The trick is that you earn a bonus point for every student who thinks you are their assassin. You want your target to know you are their assassin but you also want others to think you might be theirs as well. If you just flat out say "I'm so and so's assassin you aren't going to get others to pick you. If you want to win the game you have to be kind to everyone and you've got to do it sneakily!

I generally avoid "Secret Santa" type activities because some kids end up left out. Their Santa just doesn't participate well or at all. With this game that just doesn't happen. If your assassin doesn't join in surely another assassin will jump in to kill you with kindness to take advantage of the situation!

And, of course, I play too. I put my name in the random drawing. I also announce that the winner will receive a cash prize and I'm not afraid to do it because I know I'm going to win anyway! That's usually all the motivation they need. I model by doing very visible acts of kindness for each student over the first few days. I leave inspirational notes on desks (dry erase markers rule!), drop candy here and there, compliment everything, etc. The kids catch on pretty quickly and the kindness grows exponentially as they try to outdo one another. I push the idea that it doesn't require spending money to be kind. I love seeing the creativity they show in sharing kindness!

Now, I have to admit, there is a bit of a feelbad at the end of the game. There are always kids who don't play. They don't do anything kind for the two weeks. They naturally get called out when they are revealed as someone's assassin. I make sure before the game begins to make it clear that anyone who doesn't show kindness to their target is going to feel bad at the end of the game.

When they do, I honestly don't feel bad about it myself. Every student writes a reflection on their own participation and I end with the question of "If we played again how would you play differently?" Those kids always say they'd speak up more, give compliments, etc. Sometimes we sanitize things too much. If a kid is upset because they chose not to be kind - good! Maybe it will change their behavior.

I've never had a kid mad at the end. I've definitely had them change their behavior for the better.

A couple times I've won but certainly not every time.
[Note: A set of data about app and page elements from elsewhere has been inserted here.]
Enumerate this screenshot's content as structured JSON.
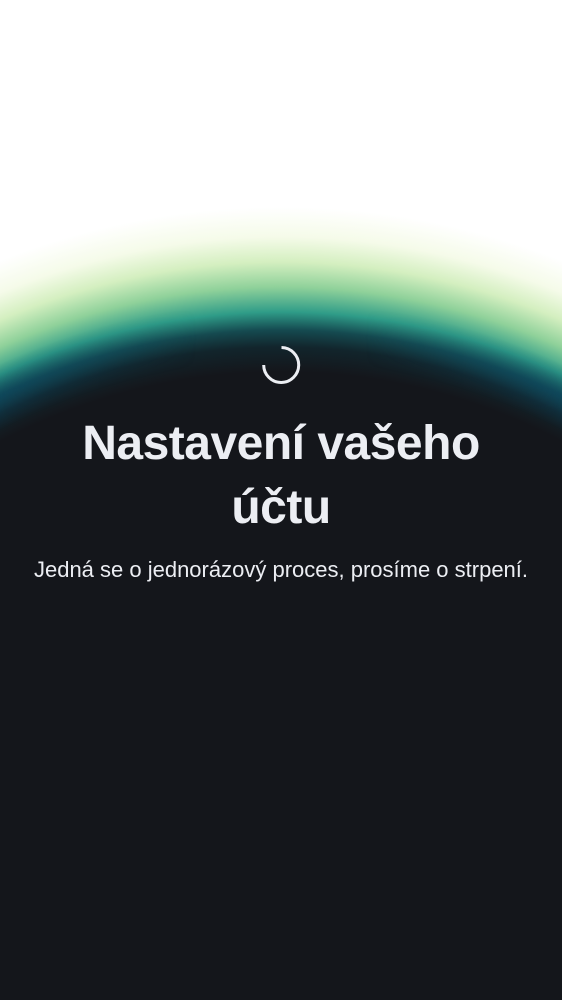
{
  "loading": {
    "spinner_icon": "loading-spinner-icon",
    "accent_colors": [
      "#14161b",
      "#2f9c88",
      "#8fd19a",
      "#0a4664"
    ]
  },
  "title": "Nastavení vašeho účtu",
  "subtitle": "Jedná se o jednorázový proces, prosíme o strpení."
}
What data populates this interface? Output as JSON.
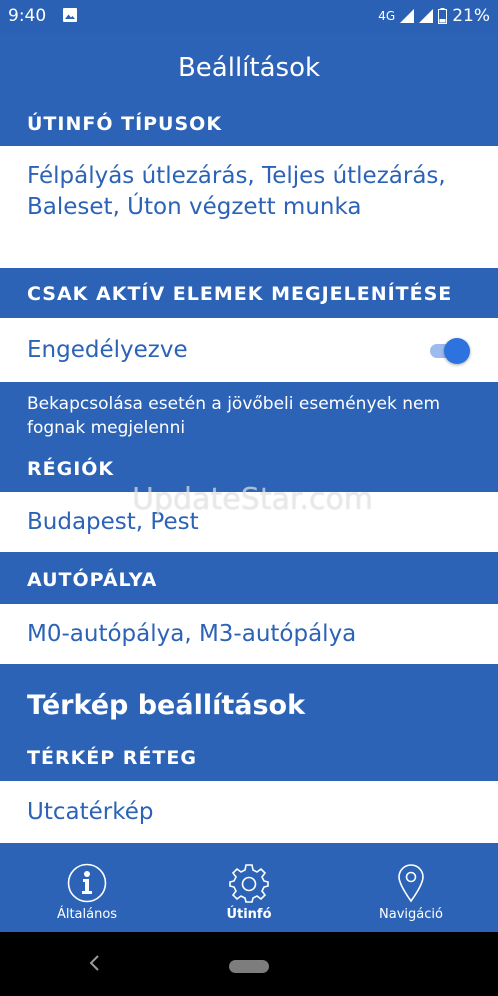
{
  "status_bar": {
    "time": "9:40",
    "network": "4G",
    "battery": "21%"
  },
  "header": {
    "title": "Beállítások"
  },
  "sections": {
    "travel_types": {
      "title": "ÚTINFÓ TÍPUSOK",
      "value": "Félpályás útlezárás, Teljes útlezárás, Baleset, Úton végzett munka"
    },
    "active_only": {
      "title": "CSAK AKTÍV ELEMEK MEGJELENÍTÉSE",
      "label": "Engedélyezve",
      "toggle_on": true,
      "note": "Bekapcsolása esetén a jövőbeli események nem fognak megjelenni"
    },
    "regions": {
      "title": "RÉGIÓK",
      "value": "Budapest, Pest"
    },
    "motorway": {
      "title": "AUTÓPÁLYA",
      "value": "M0-autópálya, M3-autópálya"
    },
    "map_settings": {
      "title": "Térkép beállítások"
    },
    "map_layer": {
      "title": "TÉRKÉP RÉTEG",
      "value": "Utcatérkép"
    }
  },
  "watermark": "UpdateStar.com",
  "bottom_nav": {
    "items": [
      {
        "label": "Általános",
        "icon": "info-icon",
        "active": false
      },
      {
        "label": "Útinfó",
        "icon": "gear-icon",
        "active": true
      },
      {
        "label": "Navigáció",
        "icon": "location-pin-icon",
        "active": false
      }
    ]
  },
  "colors": {
    "primary": "#2c63b7",
    "toggle_thumb": "#2d73e0",
    "row_background": "#ffffff"
  }
}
The last time I ran it our winner had 11 out of the 31 kids in class choose him as their assassin (we did a top 3 picks that year.) That's pretty impressive!

I highly recommend reading Reality is Broken if you're still not clear on how this can work. It's a great book. Here are my own files as well which may help too.
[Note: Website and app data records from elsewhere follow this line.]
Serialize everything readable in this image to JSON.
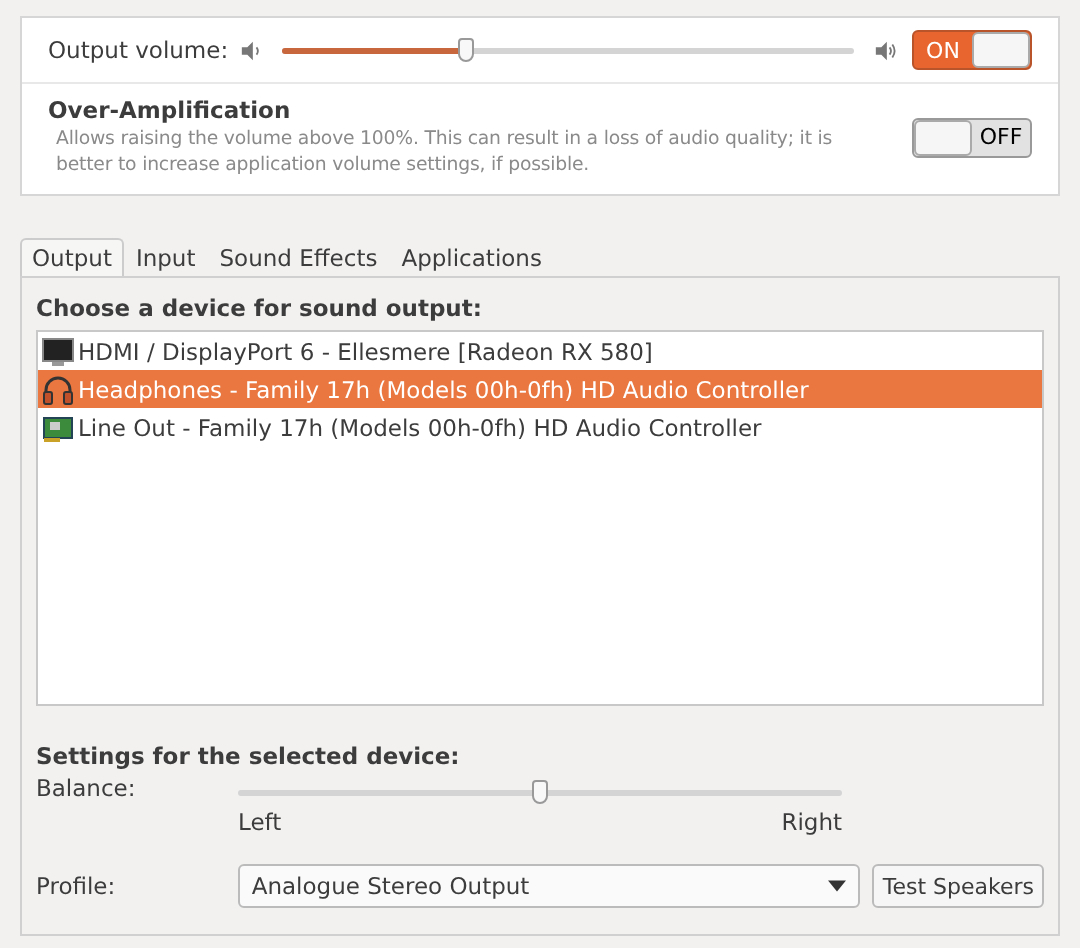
{
  "volume": {
    "label": "Output volume:",
    "level": 0.32,
    "switch": {
      "label": "ON",
      "on": true
    }
  },
  "over_amplification": {
    "title": "Over-Amplification",
    "description": "Allows raising the volume above 100%. This can result in a loss of audio quality; it is better to increase application volume settings, if possible.",
    "switch": {
      "label": "OFF",
      "on": false
    }
  },
  "tabs": [
    {
      "label": "Output",
      "selected": true
    },
    {
      "label": "Input",
      "selected": false
    },
    {
      "label": "Sound Effects",
      "selected": false
    },
    {
      "label": "Applications",
      "selected": false
    }
  ],
  "devices_heading": "Choose a device for sound output:",
  "devices": [
    {
      "kind": "monitor",
      "label": "HDMI / DisplayPort 6 - Ellesmere [Radeon RX 580]",
      "selected": false
    },
    {
      "kind": "headphones",
      "label": "Headphones - Family 17h (Models 00h-0fh) HD Audio Controller",
      "selected": true
    },
    {
      "kind": "card",
      "label": "Line Out - Family 17h (Models 00h-0fh) HD Audio Controller",
      "selected": false
    }
  ],
  "settings_heading": "Settings for the selected device:",
  "balance": {
    "label": "Balance:",
    "level": 0.5,
    "left": "Left",
    "right": "Right"
  },
  "profile": {
    "label": "Profile:",
    "value": "Analogue Stereo Output"
  },
  "test_button": "Test Speakers"
}
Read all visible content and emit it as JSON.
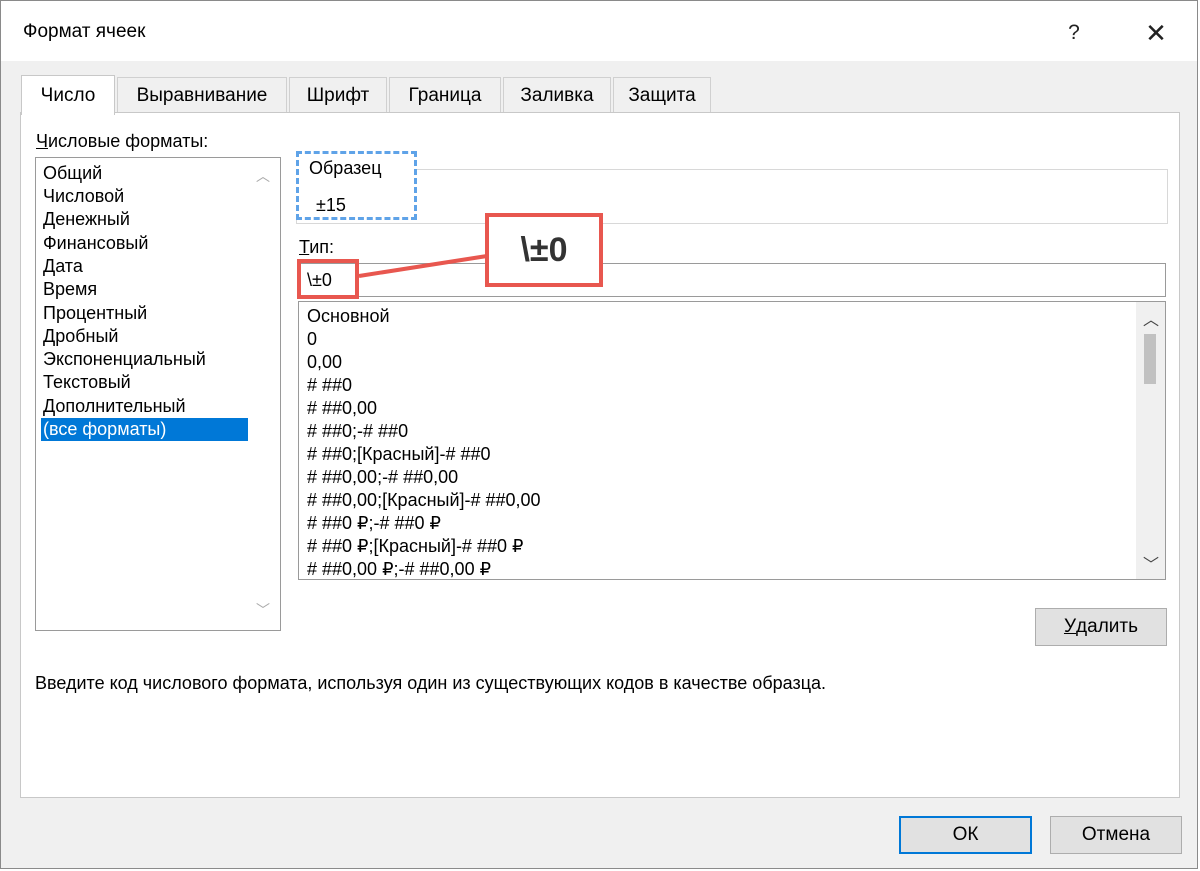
{
  "window": {
    "title": "Формат ячеек",
    "help_label": "?",
    "close_label": "✕"
  },
  "tabs": [
    {
      "label": "Число",
      "active": true
    },
    {
      "label": "Выравнивание",
      "active": false
    },
    {
      "label": "Шрифт",
      "active": false
    },
    {
      "label": "Граница",
      "active": false
    },
    {
      "label": "Заливка",
      "active": false
    },
    {
      "label": "Защита",
      "active": false
    }
  ],
  "category": {
    "label_first": "Ч",
    "label_rest": "исловые форматы:",
    "items": [
      "Общий",
      "Числовой",
      "Денежный",
      "Финансовый",
      "Дата",
      "Время",
      "Процентный",
      "Дробный",
      "Экспоненциальный",
      "Текстовый",
      "Дополнительный",
      "(все форматы)"
    ],
    "selected": "(все форматы)"
  },
  "sample": {
    "label": "Образец",
    "value": "±15"
  },
  "type": {
    "label_first": "Т",
    "label_rest": "ип:",
    "value": "\\±0"
  },
  "callout": {
    "text": "\\±0",
    "color": "#e8574f"
  },
  "highlight_color": "#5fa3e8",
  "codes": [
    "Основной",
    "0",
    "0,00",
    "# ##0",
    "# ##0,00",
    "# ##0;-# ##0",
    "# ##0;[Красный]-# ##0",
    "# ##0,00;-# ##0,00",
    "# ##0,00;[Красный]-# ##0,00",
    "# ##0 ₽;-# ##0 ₽",
    "# ##0 ₽;[Красный]-# ##0 ₽",
    "# ##0,00 ₽;-# ##0,00 ₽"
  ],
  "buttons": {
    "delete_first": "У",
    "delete_rest": "далить",
    "ok": "ОК",
    "cancel": "Отмена"
  },
  "hint": "Введите код числового формата, используя один из существующих кодов в качестве образца.",
  "icons": {
    "scroll_up": "chevron-up-icon",
    "scroll_down": "chevron-down-icon"
  }
}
Kindness Assassins Presentation

Kindness Assassins Daily Log

Bonus Kindness Activity: For one with far less planning try dropping a Kindness Storm on a student. When a student is called out of class or absent I'll sometimes announce a kindness storm to the rest of the class. When they next see that person they have to be overly kind to them. "Oh, I'm so glad you're back!" "I missed you for the last two minutes!" "Your shoes are amazing!" It's a ton of silly fun and always makes the person feel special, even if they know it is "fake" kindness. I say it isn't fake, it's just practice!